As abortion rights advocates collect signatures for their measure, Republican Attorney General Ashley Moody is petitioning the state Supreme Court to stop the amendment from ever getting to voters. (More on that effort here.)
Floridians Protecting Freedom, however, released a statement this week about Ohio’s win, saying that the victory “only strengthens our resolve to return the freedom to make decisions about abortion to the people of Florida, where it belongs.”
Florida activists have clearly already taken lessons from the attacks launched against Ohio’s measure. The proposed amendment in Florida, for example, contains language about parental rights—which was one of the biggest anti-abortion lies about Ohio’s Issue 1. The amendment says that it “does not change the legislature’s constitutional authority to require notification to a parent or guardian before a minor has an abortion.”
This is important: POLITICO reports that Florida activists aren’t getting the same level of out-of-state donations that we saw in Ohio—which is disappointing to hear, because Florida is a key state for abortion access in the South. (Know a donor? Send them here!)
Abortion, Every Day has also been watching Missouri closely, as Republicans try the same dirty tricks that the Ohio GOP pulled—from state leaders pushing a false ballot summary to the Attorney General threatening to quit if voters restore abortion rights. For more background, check out my piece from earlier this week:

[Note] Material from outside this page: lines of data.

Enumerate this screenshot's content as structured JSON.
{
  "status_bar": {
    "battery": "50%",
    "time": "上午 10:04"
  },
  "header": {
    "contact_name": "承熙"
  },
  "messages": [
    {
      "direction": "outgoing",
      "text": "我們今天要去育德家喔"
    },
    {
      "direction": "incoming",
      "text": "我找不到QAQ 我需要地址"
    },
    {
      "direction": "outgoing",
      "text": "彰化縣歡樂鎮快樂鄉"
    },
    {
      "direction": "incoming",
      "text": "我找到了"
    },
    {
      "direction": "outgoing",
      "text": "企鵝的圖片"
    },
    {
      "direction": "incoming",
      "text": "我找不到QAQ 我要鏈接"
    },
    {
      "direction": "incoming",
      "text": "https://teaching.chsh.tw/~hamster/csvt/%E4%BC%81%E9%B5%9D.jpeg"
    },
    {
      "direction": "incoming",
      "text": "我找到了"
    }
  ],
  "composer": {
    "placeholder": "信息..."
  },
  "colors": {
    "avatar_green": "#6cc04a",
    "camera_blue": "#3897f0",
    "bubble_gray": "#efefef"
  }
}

In the wake of Ohio’s win, anti-abortion activists in Missouri are claiming that they’re not worried because pro-choicers haven’t started collecting signatures yet. But the reason they haven’t been able to collect signatures is because of the Republican hold-ups! (They weren’t allowed to gather signatures, for example, until the AG signed off on the cost estimate for the amendment—which, after months of stalling, he had to be forced into doing by the state Supreme Court.)
We’ve also seen anti-democratic attacks in South Dakota, where petitioners had to sue over mandates that they not collect signatures in certain high-traffic areas. All of which is to say: there are going to be a lot of anti-democratic attacks in the months ahead. So it’s time to gear up!
For some quick reads and background:
The New Yorker on the lessons of Ohio’s Issue 1 win;
The Associated Press has more on Maryland’s ballot measure effort;
And for more on upcoming measures more broadly, check out KFF Health News (which is a terrific resource generally) and their podcast episode this week on Tuesday’s abortion rights wins:
Abortion, Every Day will have more on each ballot measure initiative as they move forward. But remember: pro-choice amendments can’t be passed everywhere. Only half of the states in the country allow citizen-led initiatives, so we absolutely need federal protection, too.
That said, I’ll leave you with a reminder of just how huge Ohio’s win is, from Vox reporter Rachel Cohen: